This may sound facile but I saw a demonstration of just how bad things can be for the trucking industry, when I witnesses the terrible condition of the Bucketts Way, East of Taree in NSW, recently. The road is in such bad condition and so poorly maintained, that trucks have to avoid using it, if at all possible. I think I can blame a short trip along the road in a truck for the latest loose filling in my teeth. Thanks Mid-Coast Council.
So, of course we have to get the road condition up to a reasonable spec, but the important item on the trucking industry’s shopping list is access for higher productivity trucks. A road may be a little straighter and have some safer intersections and fewer potholes, but if the local authority still doesn’t like A-doubles in its region, there will be zero productivity gain.
Very little has been done to improve the way trucks which increase productivity and reduce overall emissions get onto our roads. The whole access issue is bogged down in the mire created by too many layers of government and a total neglect of local authorities in terms of funding and developing skills.
This is where we need to throw our money, at making it possible for an operator to come up with a higher productivity solution and make a proposal to use it over a route. Then when the proposal is put forward, someone, who knows what they are doing, makes a rational assessment of the idea. If the task is feasible, the road managers let the truck onto the road, or make improvement to make it possible.

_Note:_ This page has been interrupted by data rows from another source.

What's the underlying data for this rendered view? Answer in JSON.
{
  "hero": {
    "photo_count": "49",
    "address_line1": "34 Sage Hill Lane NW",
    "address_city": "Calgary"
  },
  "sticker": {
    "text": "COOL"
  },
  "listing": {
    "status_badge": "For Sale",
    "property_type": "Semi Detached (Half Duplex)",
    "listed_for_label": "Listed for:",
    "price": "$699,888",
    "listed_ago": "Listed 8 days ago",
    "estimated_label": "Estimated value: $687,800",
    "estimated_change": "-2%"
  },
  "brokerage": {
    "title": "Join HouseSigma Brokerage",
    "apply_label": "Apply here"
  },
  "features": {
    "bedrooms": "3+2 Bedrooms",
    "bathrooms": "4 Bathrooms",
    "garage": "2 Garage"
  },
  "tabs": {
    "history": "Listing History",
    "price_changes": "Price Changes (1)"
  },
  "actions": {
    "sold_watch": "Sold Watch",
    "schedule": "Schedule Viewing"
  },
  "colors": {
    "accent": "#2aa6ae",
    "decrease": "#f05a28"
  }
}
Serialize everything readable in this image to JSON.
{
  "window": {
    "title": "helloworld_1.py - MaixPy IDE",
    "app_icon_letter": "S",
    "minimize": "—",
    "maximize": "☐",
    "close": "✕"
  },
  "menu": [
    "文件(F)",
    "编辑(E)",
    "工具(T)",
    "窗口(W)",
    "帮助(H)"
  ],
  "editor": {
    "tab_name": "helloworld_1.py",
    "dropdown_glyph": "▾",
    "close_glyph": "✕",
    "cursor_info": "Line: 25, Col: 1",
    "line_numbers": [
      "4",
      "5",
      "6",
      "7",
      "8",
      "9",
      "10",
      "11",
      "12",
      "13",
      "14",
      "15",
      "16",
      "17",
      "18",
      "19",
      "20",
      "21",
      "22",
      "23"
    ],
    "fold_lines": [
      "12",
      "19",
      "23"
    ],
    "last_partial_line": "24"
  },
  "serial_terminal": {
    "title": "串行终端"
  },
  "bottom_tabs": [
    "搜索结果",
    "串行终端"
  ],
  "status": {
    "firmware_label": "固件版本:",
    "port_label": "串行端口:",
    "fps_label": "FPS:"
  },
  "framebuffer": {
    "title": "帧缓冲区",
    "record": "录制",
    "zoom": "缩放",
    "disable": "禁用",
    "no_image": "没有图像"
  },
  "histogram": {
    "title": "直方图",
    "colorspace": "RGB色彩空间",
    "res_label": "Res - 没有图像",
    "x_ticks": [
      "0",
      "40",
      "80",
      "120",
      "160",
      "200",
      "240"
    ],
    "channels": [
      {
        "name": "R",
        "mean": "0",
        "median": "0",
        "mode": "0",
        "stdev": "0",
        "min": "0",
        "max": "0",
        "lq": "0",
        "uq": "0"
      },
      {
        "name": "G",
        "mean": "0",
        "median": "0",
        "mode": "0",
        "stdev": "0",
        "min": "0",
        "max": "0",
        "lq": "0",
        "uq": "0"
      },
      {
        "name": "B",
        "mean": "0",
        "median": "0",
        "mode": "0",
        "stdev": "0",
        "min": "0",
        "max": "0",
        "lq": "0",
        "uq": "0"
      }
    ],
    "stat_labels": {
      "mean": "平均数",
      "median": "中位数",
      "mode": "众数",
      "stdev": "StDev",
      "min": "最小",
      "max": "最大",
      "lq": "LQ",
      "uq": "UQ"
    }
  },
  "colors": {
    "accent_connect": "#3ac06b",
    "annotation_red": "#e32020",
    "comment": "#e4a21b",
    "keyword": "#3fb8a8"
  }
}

Is this going to happen any time soon? Did Josh have any money in the budget to make something like this happen? No.